Top of Provided material

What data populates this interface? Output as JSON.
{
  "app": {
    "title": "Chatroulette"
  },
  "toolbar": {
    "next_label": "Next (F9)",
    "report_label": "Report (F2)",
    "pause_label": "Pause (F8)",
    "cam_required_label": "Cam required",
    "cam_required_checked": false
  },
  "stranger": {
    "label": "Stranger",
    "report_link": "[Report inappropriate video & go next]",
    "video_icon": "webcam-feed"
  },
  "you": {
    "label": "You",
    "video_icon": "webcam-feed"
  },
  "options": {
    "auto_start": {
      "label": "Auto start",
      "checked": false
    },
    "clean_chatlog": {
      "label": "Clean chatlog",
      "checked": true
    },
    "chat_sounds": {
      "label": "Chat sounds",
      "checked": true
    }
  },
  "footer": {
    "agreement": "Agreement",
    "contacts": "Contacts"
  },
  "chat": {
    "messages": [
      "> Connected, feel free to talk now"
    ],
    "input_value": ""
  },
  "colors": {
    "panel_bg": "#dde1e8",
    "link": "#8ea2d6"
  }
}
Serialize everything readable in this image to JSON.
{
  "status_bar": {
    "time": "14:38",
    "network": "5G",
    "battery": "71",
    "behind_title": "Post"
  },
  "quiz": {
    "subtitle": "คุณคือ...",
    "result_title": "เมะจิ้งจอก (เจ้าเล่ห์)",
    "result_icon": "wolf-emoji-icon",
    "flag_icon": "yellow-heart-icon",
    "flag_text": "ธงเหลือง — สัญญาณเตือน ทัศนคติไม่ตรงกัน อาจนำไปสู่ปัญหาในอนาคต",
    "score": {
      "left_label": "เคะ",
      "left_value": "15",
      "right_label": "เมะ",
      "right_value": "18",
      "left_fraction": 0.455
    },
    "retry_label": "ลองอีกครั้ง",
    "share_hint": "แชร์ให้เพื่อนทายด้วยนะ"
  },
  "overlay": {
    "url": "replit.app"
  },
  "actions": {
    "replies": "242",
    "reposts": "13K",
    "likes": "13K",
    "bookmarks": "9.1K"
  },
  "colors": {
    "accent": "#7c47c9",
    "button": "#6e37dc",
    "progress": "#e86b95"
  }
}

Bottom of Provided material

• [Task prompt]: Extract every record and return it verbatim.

• [Task result]:
What data populates this interface? Output as JSON.
{
  "app": {
    "title": "Chatroulette"
  },
  "toolbar": {
    "next_label": "Next (F9)",
    "report_label": "Report (F2)",
    "pause_label": "Pause (F8)",
    "cam_required_label": "Cam required",
    "cam_required_checked": false
  },
  "stranger": {
    "label": "Stranger",
    "report_link": "[Report inappropriate video & go next]",
    "video_icon": "webcam-feed"
  },
  "you": {
    "label": "You",
    "video_icon": "webcam-feed"
  },
  "options": {
    "auto_start": {
      "label": "Auto start",
      "checked": false
    },
    "clean_chatlog": {
      "label": "Clean chatlog",
      "checked": true
    },
    "chat_sounds": {
      "label": "Chat sounds",
      "checked": true
    }
  },
  "footer": {
    "agreement": "Agreement",
    "contacts": "Contacts"
  },
  "chat": {
    "messages": [
      "> Connected, feel free to talk now"
    ],
    "input_value": ""
  },
  "colors": {
    "panel_bg": "#dde1e8",
    "link": "#8ea2d6"
  }
}
Serialize everything readable in this image to JSON.
{
  "status_bar": {
    "time": "14:38",
    "network": "5G",
    "battery": "71",
    "behind_title": "Post"
  },
  "quiz": {
    "subtitle": "คุณคือ...",
    "result_title": "เมะจิ้งจอก (เจ้าเล่ห์)",
    "result_icon": "wolf-emoji-icon",
    "flag_icon": "yellow-heart-icon",
    "flag_text": "ธงเหลือง — สัญญาณเตือน ทัศนคติไม่ตรงกัน อาจนำไปสู่ปัญหาในอนาคต",
    "score": {
      "left_label": "เคะ",
      "left_value": "15",
      "right_label": "เมะ",
      "right_value": "18",
      "left_fraction": 0.455
    },
    "retry_label": "ลองอีกครั้ง",
    "share_hint": "แชร์ให้เพื่อนทายด้วยนะ"
  },
  "overlay": {
    "url": "replit.app"
  },
  "actions": {
    "replies": "242",
    "reposts": "13K",
    "likes": "13K",
    "bookmarks": "9.1K"
  },
  "colors": {
    "accent": "#7c47c9",
    "button": "#6e37dc",
    "progress": "#e86b95"
  }
}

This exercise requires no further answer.